§ **WHAT TO WORK ON**:
When you reach the listing, restate it word for word, leaving nothing out.

§ **PROVIDED DATA**:
● ● ● ●
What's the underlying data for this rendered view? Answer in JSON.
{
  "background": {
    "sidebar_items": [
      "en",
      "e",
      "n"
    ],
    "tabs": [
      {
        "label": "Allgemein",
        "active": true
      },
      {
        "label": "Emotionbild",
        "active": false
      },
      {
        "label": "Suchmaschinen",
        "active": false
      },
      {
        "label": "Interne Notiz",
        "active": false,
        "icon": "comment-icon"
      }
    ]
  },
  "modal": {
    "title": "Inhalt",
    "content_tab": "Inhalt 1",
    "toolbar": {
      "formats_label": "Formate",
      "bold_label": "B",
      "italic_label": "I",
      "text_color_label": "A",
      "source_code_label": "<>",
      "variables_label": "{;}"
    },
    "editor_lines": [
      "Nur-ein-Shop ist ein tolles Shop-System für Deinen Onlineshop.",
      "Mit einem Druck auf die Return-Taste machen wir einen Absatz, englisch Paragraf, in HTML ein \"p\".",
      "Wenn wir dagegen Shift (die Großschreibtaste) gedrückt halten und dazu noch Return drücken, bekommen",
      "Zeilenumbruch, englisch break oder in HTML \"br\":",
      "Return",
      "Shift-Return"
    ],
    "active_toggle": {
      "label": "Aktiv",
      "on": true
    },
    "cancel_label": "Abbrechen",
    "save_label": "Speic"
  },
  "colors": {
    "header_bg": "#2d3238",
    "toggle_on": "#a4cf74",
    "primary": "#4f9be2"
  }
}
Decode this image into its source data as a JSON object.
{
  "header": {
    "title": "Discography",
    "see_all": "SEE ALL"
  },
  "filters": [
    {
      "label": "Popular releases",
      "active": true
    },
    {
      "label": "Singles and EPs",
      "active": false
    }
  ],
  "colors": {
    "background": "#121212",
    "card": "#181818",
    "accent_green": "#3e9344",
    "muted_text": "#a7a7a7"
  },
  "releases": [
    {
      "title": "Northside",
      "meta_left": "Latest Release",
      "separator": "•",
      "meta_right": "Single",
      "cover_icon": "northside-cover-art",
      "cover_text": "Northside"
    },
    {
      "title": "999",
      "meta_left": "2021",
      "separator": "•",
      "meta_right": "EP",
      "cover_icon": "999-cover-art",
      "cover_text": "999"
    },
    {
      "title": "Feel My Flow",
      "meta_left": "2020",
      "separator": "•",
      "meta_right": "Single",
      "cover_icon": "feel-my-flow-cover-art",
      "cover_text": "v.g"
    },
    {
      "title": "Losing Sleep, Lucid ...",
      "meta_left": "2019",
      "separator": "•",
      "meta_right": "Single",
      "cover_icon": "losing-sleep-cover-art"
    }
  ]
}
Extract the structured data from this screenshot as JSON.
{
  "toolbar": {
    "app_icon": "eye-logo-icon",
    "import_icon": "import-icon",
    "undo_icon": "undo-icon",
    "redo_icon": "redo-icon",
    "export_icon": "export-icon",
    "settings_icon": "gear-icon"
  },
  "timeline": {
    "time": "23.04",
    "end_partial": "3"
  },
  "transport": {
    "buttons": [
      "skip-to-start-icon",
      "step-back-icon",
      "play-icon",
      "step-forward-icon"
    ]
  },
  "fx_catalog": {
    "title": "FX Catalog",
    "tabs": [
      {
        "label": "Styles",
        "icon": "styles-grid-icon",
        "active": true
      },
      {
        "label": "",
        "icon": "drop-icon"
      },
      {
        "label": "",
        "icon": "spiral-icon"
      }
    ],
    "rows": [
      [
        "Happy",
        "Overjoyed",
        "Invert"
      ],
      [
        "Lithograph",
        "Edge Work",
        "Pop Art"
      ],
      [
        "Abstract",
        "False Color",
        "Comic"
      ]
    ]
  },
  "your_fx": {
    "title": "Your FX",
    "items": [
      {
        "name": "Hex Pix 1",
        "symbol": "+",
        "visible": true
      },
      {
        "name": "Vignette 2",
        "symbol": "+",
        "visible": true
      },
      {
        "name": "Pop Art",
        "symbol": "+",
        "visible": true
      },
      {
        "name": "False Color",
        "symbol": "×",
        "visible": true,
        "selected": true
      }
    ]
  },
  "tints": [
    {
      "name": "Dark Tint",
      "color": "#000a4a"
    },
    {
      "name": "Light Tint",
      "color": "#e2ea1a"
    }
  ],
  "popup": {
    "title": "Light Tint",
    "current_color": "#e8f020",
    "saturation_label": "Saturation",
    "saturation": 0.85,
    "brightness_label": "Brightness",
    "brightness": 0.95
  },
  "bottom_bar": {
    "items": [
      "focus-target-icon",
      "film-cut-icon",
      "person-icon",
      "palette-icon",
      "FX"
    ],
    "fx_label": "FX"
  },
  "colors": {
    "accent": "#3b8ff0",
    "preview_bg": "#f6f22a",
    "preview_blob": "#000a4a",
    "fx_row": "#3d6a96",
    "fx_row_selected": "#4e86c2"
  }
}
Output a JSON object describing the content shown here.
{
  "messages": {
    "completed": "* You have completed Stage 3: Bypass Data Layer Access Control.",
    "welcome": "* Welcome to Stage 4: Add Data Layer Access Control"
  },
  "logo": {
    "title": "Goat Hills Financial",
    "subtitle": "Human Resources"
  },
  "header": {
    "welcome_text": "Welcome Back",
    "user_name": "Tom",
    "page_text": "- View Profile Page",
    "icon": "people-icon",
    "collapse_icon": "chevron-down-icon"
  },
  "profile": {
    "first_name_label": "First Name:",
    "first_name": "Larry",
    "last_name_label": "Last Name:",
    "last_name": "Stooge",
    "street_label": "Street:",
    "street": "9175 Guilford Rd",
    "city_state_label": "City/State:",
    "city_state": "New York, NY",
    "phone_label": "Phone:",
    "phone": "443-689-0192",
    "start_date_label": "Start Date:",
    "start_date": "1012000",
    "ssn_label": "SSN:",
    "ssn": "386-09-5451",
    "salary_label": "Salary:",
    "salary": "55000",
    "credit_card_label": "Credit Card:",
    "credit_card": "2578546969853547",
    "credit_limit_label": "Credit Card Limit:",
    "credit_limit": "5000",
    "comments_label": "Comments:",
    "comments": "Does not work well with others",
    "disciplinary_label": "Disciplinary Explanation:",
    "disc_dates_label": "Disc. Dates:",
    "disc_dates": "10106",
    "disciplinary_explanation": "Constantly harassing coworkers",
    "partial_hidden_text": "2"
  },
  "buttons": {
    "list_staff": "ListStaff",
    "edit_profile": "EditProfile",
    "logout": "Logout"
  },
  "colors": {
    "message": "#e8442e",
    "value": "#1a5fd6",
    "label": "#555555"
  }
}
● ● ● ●
§ **EXERCISE SOLUTION**:
What's the underlying data for this rendered view? Answer in JSON.
{
  "background": {
    "sidebar_items": [
      "en",
      "e",
      "n"
    ],
    "tabs": [
      {
        "label": "Allgemein",
        "active": true
      },
      {
        "label": "Emotionbild",
        "active": false
      },
      {
        "label": "Suchmaschinen",
        "active": false
      },
      {
        "label": "Interne Notiz",
        "active": false,
        "icon": "comment-icon"
      }
    ]
  },
  "modal": {
    "title": "Inhalt",
    "content_tab": "Inhalt 1",
    "toolbar": {
      "formats_label": "Formate",
      "bold_label": "B",
      "italic_label": "I",
      "text_color_label": "A",
      "source_code_label": "<>",
      "variables_label": "{;}"
    },
    "editor_lines": [
      "Nur-ein-Shop ist ein tolles Shop-System für Deinen Onlineshop.",
      "Mit einem Druck auf die Return-Taste machen wir einen Absatz, englisch Paragraf, in HTML ein \"p\".",
      "Wenn wir dagegen Shift (die Großschreibtaste) gedrückt halten und dazu noch Return drücken, bekommen",
      "Zeilenumbruch, englisch break oder in HTML \"br\":",
      "Return",
      "Shift-Return"
    ],
    "active_toggle": {
      "label": "Aktiv",
      "on": true
    },
    "cancel_label": "Abbrechen",
    "save_label": "Speic"
  },
  "colors": {
    "header_bg": "#2d3238",
    "toggle_on": "#a4cf74",
    "primary": "#4f9be2"
  }
}
Decode this image into its source data as a JSON object.
{
  "header": {
    "title": "Discography",
    "see_all": "SEE ALL"
  },
  "filters": [
    {
      "label": "Popular releases",
      "active": true
    },
    {
      "label": "Singles and EPs",
      "active": false
    }
  ],
  "colors": {
    "background": "#121212",
    "card": "#181818",
    "accent_green": "#3e9344",
    "muted_text": "#a7a7a7"
  },
  "releases": [
    {
      "title": "Northside",
      "meta_left": "Latest Release",
      "separator": "•",
      "meta_right": "Single",
      "cover_icon": "northside-cover-art",
      "cover_text": "Northside"
    },
    {
      "title": "999",
      "meta_left": "2021",
      "separator": "•",
      "meta_right": "EP",
      "cover_icon": "999-cover-art",
      "cover_text": "999"
    },
    {
      "title": "Feel My Flow",
      "meta_left": "2020",
      "separator": "•",
      "meta_right": "Single",
      "cover_icon": "feel-my-flow-cover-art",
      "cover_text": "v.g"
    },
    {
      "title": "Losing Sleep, Lucid ...",
      "meta_left": "2019",
      "separator": "•",
      "meta_right": "Single",
      "cover_icon": "losing-sleep-cover-art"
    }
  ]
}
Extract the structured data from this screenshot as JSON.
{
  "toolbar": {
    "app_icon": "eye-logo-icon",
    "import_icon": "import-icon",
    "undo_icon": "undo-icon",
    "redo_icon": "redo-icon",
    "export_icon": "export-icon",
    "settings_icon": "gear-icon"
  },
  "timeline": {
    "time": "23.04",
    "end_partial": "3"
  },
  "transport": {
    "buttons": [
      "skip-to-start-icon",
      "step-back-icon",
      "play-icon",
      "step-forward-icon"
    ]
  },
  "fx_catalog": {
    "title": "FX Catalog",
    "tabs": [
      {
        "label": "Styles",
        "icon": "styles-grid-icon",
        "active": true
      },
      {
        "label": "",
        "icon": "drop-icon"
      },
      {
        "label": "",
        "icon": "spiral-icon"
      }
    ],
    "rows": [
      [
        "Happy",
        "Overjoyed",
        "Invert"
      ],
      [
        "Lithograph",
        "Edge Work",
        "Pop Art"
      ],
      [
        "Abstract",
        "False Color",
        "Comic"
      ]
    ]
  },
  "your_fx": {
    "title": "Your FX",
    "items": [
      {
        "name": "Hex Pix 1",
        "symbol": "+",
        "visible": true
      },
      {
        "name": "Vignette 2",
        "symbol": "+",
        "visible": true
      },
      {
        "name": "Pop Art",
        "symbol": "+",
        "visible": true
      },
      {
        "name": "False Color",
        "symbol": "×",
        "visible": true,
        "selected": true
      }
    ]
  },
  "tints": [
    {
      "name": "Dark Tint",
      "color": "#000a4a"
    },
    {
      "name": "Light Tint",
      "color": "#e2ea1a"
    }
  ],
  "popup": {
    "title": "Light Tint",
    "current_color": "#e8f020",
    "saturation_label": "Saturation",
    "saturation": 0.85,
    "brightness_label": "Brightness",
    "brightness": 0.95
  },
  "bottom_bar": {
    "items": [
      "focus-target-icon",
      "film-cut-icon",
      "person-icon",
      "palette-icon",
      "FX"
    ],
    "fx_label": "FX"
  },
  "colors": {
    "accent": "#3b8ff0",
    "preview_bg": "#f6f22a",
    "preview_blob": "#000a4a",
    "fx_row": "#3d6a96",
    "fx_row_selected": "#4e86c2"
  }
}
Output a JSON object describing the content shown here.
{
  "messages": {
    "completed": "* You have completed Stage 3: Bypass Data Layer Access Control.",
    "welcome": "* Welcome to Stage 4: Add Data Layer Access Control"
  },
  "logo": {
    "title": "Goat Hills Financial",
    "subtitle": "Human Resources"
  },
  "header": {
    "welcome_text": "Welcome Back",
    "user_name": "Tom",
    "page_text": "- View Profile Page",
    "icon": "people-icon",
    "collapse_icon": "chevron-down-icon"
  },
  "profile": {
    "first_name_label": "First Name:",
    "first_name": "Larry",
    "last_name_label": "Last Name:",
    "last_name": "Stooge",
    "street_label": "Street:",
    "street": "9175 Guilford Rd",
    "city_state_label": "City/State:",
    "city_state": "New York, NY",
    "phone_label": "Phone:",
    "phone": "443-689-0192",
    "start_date_label": "Start Date:",
    "start_date": "1012000",
    "ssn_label": "SSN:",
    "ssn": "386-09-5451",
    "salary_label": "Salary:",
    "salary": "55000",
    "credit_card_label": "Credit Card:",
    "credit_card": "2578546969853547",
    "credit_limit_label": "Credit Card Limit:",
    "credit_limit": "5000",
    "comments_label": "Comments:",
    "comments": "Does not work well with others",
    "disciplinary_label": "Disciplinary Explanation:",
    "disc_dates_label": "Disc. Dates:",
    "disc_dates": "10106",
    "disciplinary_explanation": "Constantly harassing coworkers",
    "partial_hidden_text": "2"
  },
  "buttons": {
    "list_staff": "ListStaff",
    "edit_profile": "EditProfile",
    "logout": "Logout"
  },
  "colors": {
    "message": "#e8442e",
    "value": "#1a5fd6",
    "label": "#555555"
  }
}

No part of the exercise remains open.